The rally alternated speech and song, the latter in Spanish, and passers-by were offered a leaflet, the text of which is reproduced below. LASNET also plans a commemoration of the 1973 coup at Trades Hall tomorrow – see Remembering the Other September 11. (There is, of course, another reason for commemorating this date, as a speaker pointed out at the end: Melbourne’s own “9/11”, the World Economic Forum of 2000 … See http://www.takver.com/history/s11.htm)
See also http://chilesolidarity.org
Text of leaflet:
While much of the world’s attention this year has been turned toward events in the Northern hemisphere – the Arab Spring, the Spanish and Greek street assemblies, the riots in the UK, the violence in Libya- an equally interesting and potentially more radical movement has been taking place in Chile. Chilean students and the poor who have been excluded from “the Chilean miracle” of American-trained free marketeers have waged fierce battle with the cops. One teenager has been killed in the streets, shot by police in Macul, a borough of Santiago. Initial reports described the victim as a protester; later ones say he may have been an onlooker. His family places the blame squarely on the police. Whatever the final determination, he was a casulaty in a conflict that has pitted Chilean youth against a social order that is old, decrepit, and brutal.
The Chilean movement has emerged in the throes of winter in the Southern hemisphere, with young people going out into the icy streets, braving the elements, of course, and, more importantly, directly challenging the Chilean state and its gendarmes, showing determination and resolve in the face of the military police. These cops are the ‘carabineros’ of sinister memory under Pinochet. Their vehicles include armored personnel carriers, and they shoot water cannons at demonstrators. They more resemble an occupying army than a riot squad.
We want to remember Manuel Guttierrez Reinoso, the teenager killed on the night of August 24, but we want to do more than that: we want to actively support the broader rebellion and struggles in Chile. We see something in the protest movement there that we identify with: it is a struggle that is ours as well. The Chilean protests began as a student movement demanding the right to public education, and at no cost to students, even at the university level. The protests began on a whimsical note, with mass “kiss-ins” and other creative gestures. What made Chile different from Australia was the Chilean workers and the poor saw the students’ fight as one they should support as well. As the movement spread, it encountered stiff resistance from the state and its armed wing, the police.
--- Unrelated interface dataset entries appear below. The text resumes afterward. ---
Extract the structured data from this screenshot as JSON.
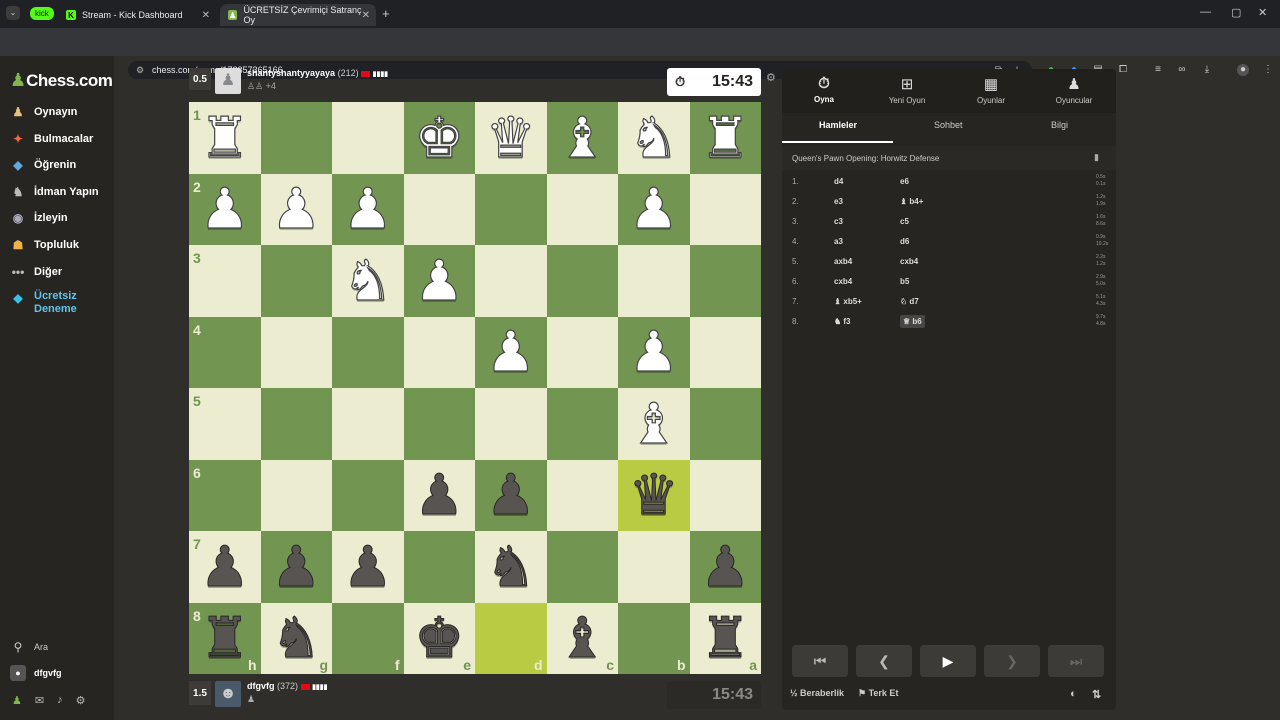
{
  "browser": {
    "tabs": [
      {
        "label": "Stream - Kick Dashboard",
        "badge": "kick",
        "active": false
      },
      {
        "label": "ÜCRETSİZ Çevrimiçi Satranç Oy",
        "active": true
      }
    ],
    "url": "chess.com/game/172357365166"
  },
  "sidebar": {
    "logo": "Chess.com",
    "items": [
      {
        "label": "Oynayın",
        "icon": "play-icon"
      },
      {
        "label": "Bulmacalar",
        "icon": "puzzle-icon"
      },
      {
        "label": "Öğrenin",
        "icon": "learn-icon"
      },
      {
        "label": "İdman Yapın",
        "icon": "train-icon"
      },
      {
        "label": "İzleyin",
        "icon": "watch-icon"
      },
      {
        "label": "Topluluk",
        "icon": "community-icon"
      },
      {
        "label": "Diğer",
        "icon": "more-icon"
      },
      {
        "label": "Ücretsiz Deneme",
        "icon": "diamond-icon"
      }
    ],
    "search_label": "Ara",
    "user_label": "dfgvfg"
  },
  "top_player": {
    "score": "0.5",
    "name": "shantyshantyyayaya",
    "rating": "(212)",
    "captured": "+4",
    "clock": "15:43"
  },
  "bottom_player": {
    "score": "1.5",
    "name": "dfgvfg",
    "rating": "(372)",
    "clock": "15:43"
  },
  "board": {
    "ranks": [
      "1",
      "2",
      "3",
      "4",
      "5",
      "6",
      "7",
      "8"
    ],
    "files": [
      "h",
      "g",
      "f",
      "e",
      "d",
      "c",
      "b",
      "a"
    ],
    "rows": [
      [
        "wR",
        "",
        "",
        "wK",
        "wQ",
        "wB",
        "wN",
        "wR"
      ],
      [
        "wP",
        "wP",
        "wP",
        "",
        "",
        "",
        "wP",
        ""
      ],
      [
        "",
        "",
        "wN",
        "wP",
        "",
        "",
        "",
        ""
      ],
      [
        "",
        "",
        "",
        "",
        "wP",
        "",
        "wP",
        ""
      ],
      [
        "",
        "",
        "",
        "",
        "",
        "",
        "wB",
        ""
      ],
      [
        "",
        "",
        "",
        "bP",
        "bP",
        "",
        "bQ",
        ""
      ],
      [
        "bP",
        "bP",
        "bP",
        "",
        "bN",
        "",
        "",
        "bP"
      ],
      [
        "bR",
        "bN",
        "",
        "bK",
        "",
        "bB",
        "",
        "bR"
      ]
    ],
    "highlights": [
      [
        5,
        6
      ],
      [
        7,
        4
      ]
    ]
  },
  "panel": {
    "tabs": [
      "Oyna",
      "Yeni Oyun",
      "Oyunlar",
      "Oyuncular"
    ],
    "subtabs": [
      "Hamleler",
      "Sohbet",
      "Bilgi"
    ],
    "opening": "Queen's Pawn Opening: Horwitz Defense",
    "moves": [
      {
        "n": "1.",
        "w": "d4",
        "b": "e6",
        "tw": "0.5s",
        "tb": "0.1s"
      },
      {
        "n": "2.",
        "w": "e3",
        "b": "♝ b4+",
        "tw": "1.2s",
        "tb": "1.9s"
      },
      {
        "n": "3.",
        "w": "c3",
        "b": "c5",
        "tw": "1.6s",
        "tb": "8.6s"
      },
      {
        "n": "4.",
        "w": "a3",
        "b": "d6",
        "tw": "0.9s",
        "tb": "10.2s"
      },
      {
        "n": "5.",
        "w": "axb4",
        "b": "cxb4",
        "tw": "2.2s",
        "tb": "1.2s"
      },
      {
        "n": "6.",
        "w": "cxb4",
        "b": "b5",
        "tw": "2.9s",
        "tb": "5.0s"
      },
      {
        "n": "7.",
        "w": "♝ xb5+",
        "b": "♘ d7",
        "tw": "5.1s",
        "tb": "4.3s"
      },
      {
        "n": "8.",
        "w": "♞ f3",
        "b": "♕ b6",
        "tw": "9.7s",
        "tb": "4.8s"
      }
    ],
    "draw_label": "½ Beraberlik",
    "resign_label": "Terk Et"
  }
}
What started with a kind of poetry turned into social movements struggles[sic].
With this rally today September 10 in Melbourne-Australia, we are supporting the main sectors actively opposing the neoliberal policies, we are supporting the Mapuche (Indigenous people in Chile and Argentina) in their struggle for autonomy and self-determination, asking the right-wing government to stop the repression and discrimination against them; today we are supporting the workers’ struggles for better conditions and to stop the casualisation which is conducted to impoverish Chilean society, we need to stop neoliberal policies, we need to build something different to capitalism; all [are] welcome in this endeavour.